We’d like to share more about how we work and what drives our day-to-day business.
We sell different types of products and services to both investment professionals and individual investors. These products and services are usually sold through license agreements or subscriptions. Our investment management business generates asset-based fees, which are calculated as a percentage of assets under management. We also sell both admissions and sponsorship packages for our investment conferences and advertising on our websites and newsletters.
How we use your information depends on the product and service that you use and your relationship with us. We may use it to:
To learn more about how we handle and protect your data, visit our privacy center.

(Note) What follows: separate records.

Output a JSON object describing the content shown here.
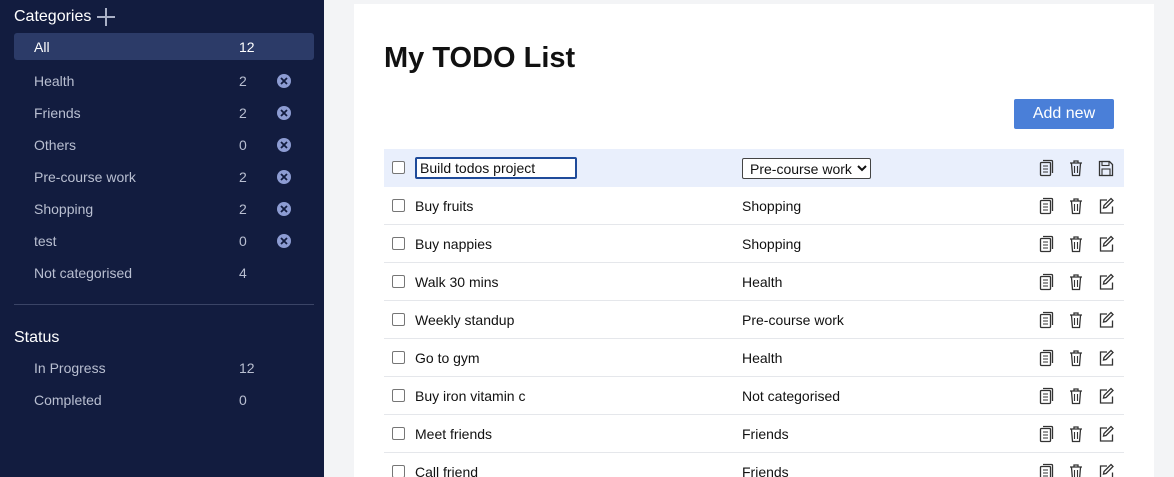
{
  "sidebar": {
    "categories_title": "Categories",
    "categories": [
      {
        "name": "All",
        "count": "12"
      },
      {
        "name": "Health",
        "count": "2"
      },
      {
        "name": "Friends",
        "count": "2"
      },
      {
        "name": "Others",
        "count": "0"
      },
      {
        "name": "Pre-course work",
        "count": "2"
      },
      {
        "name": "Shopping",
        "count": "2"
      },
      {
        "name": "test",
        "count": "0"
      },
      {
        "name": "Not categorised",
        "count": "4"
      }
    ],
    "status_title": "Status",
    "statuses": [
      {
        "name": "In Progress",
        "count": "12"
      },
      {
        "name": "Completed",
        "count": "0"
      }
    ]
  },
  "main": {
    "title": "My TODO List",
    "add_button": "Add new",
    "editing": {
      "text": "Build todos project",
      "category": "Pre-course work"
    },
    "todos": [
      {
        "text": "Buy fruits",
        "category": "Shopping"
      },
      {
        "text": "Buy nappies",
        "category": "Shopping"
      },
      {
        "text": "Walk 30 mins",
        "category": "Health"
      },
      {
        "text": "Weekly standup",
        "category": "Pre-course work"
      },
      {
        "text": "Go to gym",
        "category": "Health"
      },
      {
        "text": "Buy iron vitamin c",
        "category": "Not categorised"
      },
      {
        "text": "Meet friends",
        "category": "Friends"
      },
      {
        "text": "Call friend",
        "category": "Friends"
      }
    ]
  },
  "colors": {
    "sidebar_bg": "#121c3f",
    "sidebar_active": "#2c3b68",
    "accent": "#4a7fd8",
    "remove_icon": "#8d9cd3",
    "editing_row": "#e9effc"
  }
}
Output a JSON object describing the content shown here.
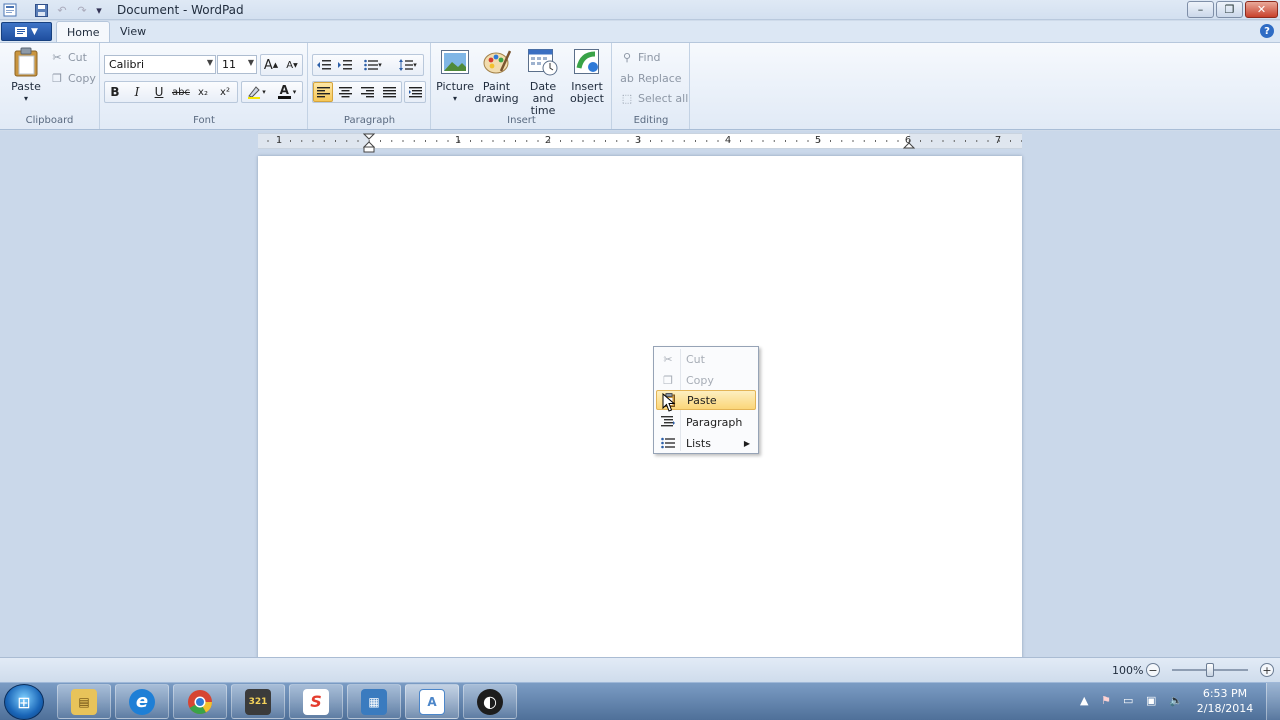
{
  "window": {
    "title": "Document - WordPad",
    "app_menu_icon": "document-menu-icon",
    "controls": {
      "minimize": "–",
      "maximize": "❐",
      "close": "✕"
    }
  },
  "quick_access": [
    {
      "name": "save-icon",
      "glyph": "▣"
    },
    {
      "name": "undo-icon",
      "glyph": "↶"
    },
    {
      "name": "redo-icon",
      "glyph": "↷"
    },
    {
      "name": "customize-dropdown-icon",
      "glyph": "▾"
    }
  ],
  "tabs": [
    {
      "label": "Home",
      "active": true
    },
    {
      "label": "View",
      "active": false
    }
  ],
  "help_glyph": "?",
  "ribbon": {
    "clipboard": {
      "label": "Clipboard",
      "paste": "Paste",
      "cut": "Cut",
      "copy": "Copy"
    },
    "font": {
      "label": "Font",
      "family": "Calibri",
      "size": "11",
      "bold": "B",
      "italic": "I",
      "underline": "U",
      "strike": "abc",
      "subscript": "x₂",
      "superscript": "x²",
      "grow": "A",
      "shrink": "A"
    },
    "paragraph": {
      "label": "Paragraph"
    },
    "insert": {
      "label": "Insert",
      "picture": "Picture",
      "paint_drawing_1": "Paint",
      "paint_drawing_2": "drawing",
      "date_time_1": "Date and",
      "date_time_2": "time",
      "insert_object_1": "Insert",
      "insert_object_2": "object"
    },
    "editing": {
      "label": "Editing",
      "find": "Find",
      "replace": "Replace",
      "select_all": "Select all"
    }
  },
  "ruler": {
    "numbers": [
      "1",
      "1",
      "2",
      "3",
      "4",
      "5",
      "6",
      "7"
    ]
  },
  "context_menu": {
    "items": [
      {
        "label": "Cut",
        "icon": "scissors-icon",
        "disabled": true
      },
      {
        "label": "Copy",
        "icon": "copy-icon",
        "disabled": true
      },
      {
        "label": "Paste",
        "icon": "paste-icon",
        "disabled": false,
        "highlighted": true
      },
      {
        "label": "Paragraph",
        "icon": "paragraph-icon",
        "disabled": false
      },
      {
        "label": "Lists",
        "icon": "list-icon",
        "disabled": false,
        "submenu": true
      }
    ]
  },
  "statusbar": {
    "zoom": "100%",
    "zoom_out": "−",
    "zoom_in": "+"
  },
  "taskbar": {
    "start_glyph": "⊞",
    "apps": [
      {
        "name": "explorer-icon",
        "glyph": "▤",
        "color": "#e8c35a"
      },
      {
        "name": "ie-icon",
        "glyph": "e",
        "color": "#1e7fd6"
      },
      {
        "name": "chrome-icon",
        "glyph": "◉",
        "color": "#d64532"
      },
      {
        "name": "video-app-icon",
        "glyph": "321",
        "color": "#3b3b3b"
      },
      {
        "name": "screen-recorder-icon",
        "glyph": "S",
        "color": "#e43c2e"
      },
      {
        "name": "control-panel-icon",
        "glyph": "▦",
        "color": "#3a7bbf"
      },
      {
        "name": "wordpad-icon",
        "glyph": "A",
        "color": "#4c86c9"
      },
      {
        "name": "obs-icon",
        "glyph": "◐",
        "color": "#1d1d1d"
      }
    ],
    "clock_time": "6:53 PM",
    "clock_date": "2/18/2014"
  }
}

Maintaining independence and editorial freedom is essential to our mission of empowering investor success. We provide a platform for our authors to report on investments fairly, accurately, and from the investor’s point of view. We also respect individual opinions––they represent the unvarnished thinking of our people and exacting analysis of our research processes. Our authors can publish views that we may or may not agree with, but they show their work, distinguish facts from opinions, and make sure their analysis is clear and in no way misleading or deceptive.
To further protect the integrity of our editorial content, we keep a strict separation between our sales teams and authors to remove any pressure or influence on our analyses and research.
Read our editorial policy to learn more about our process.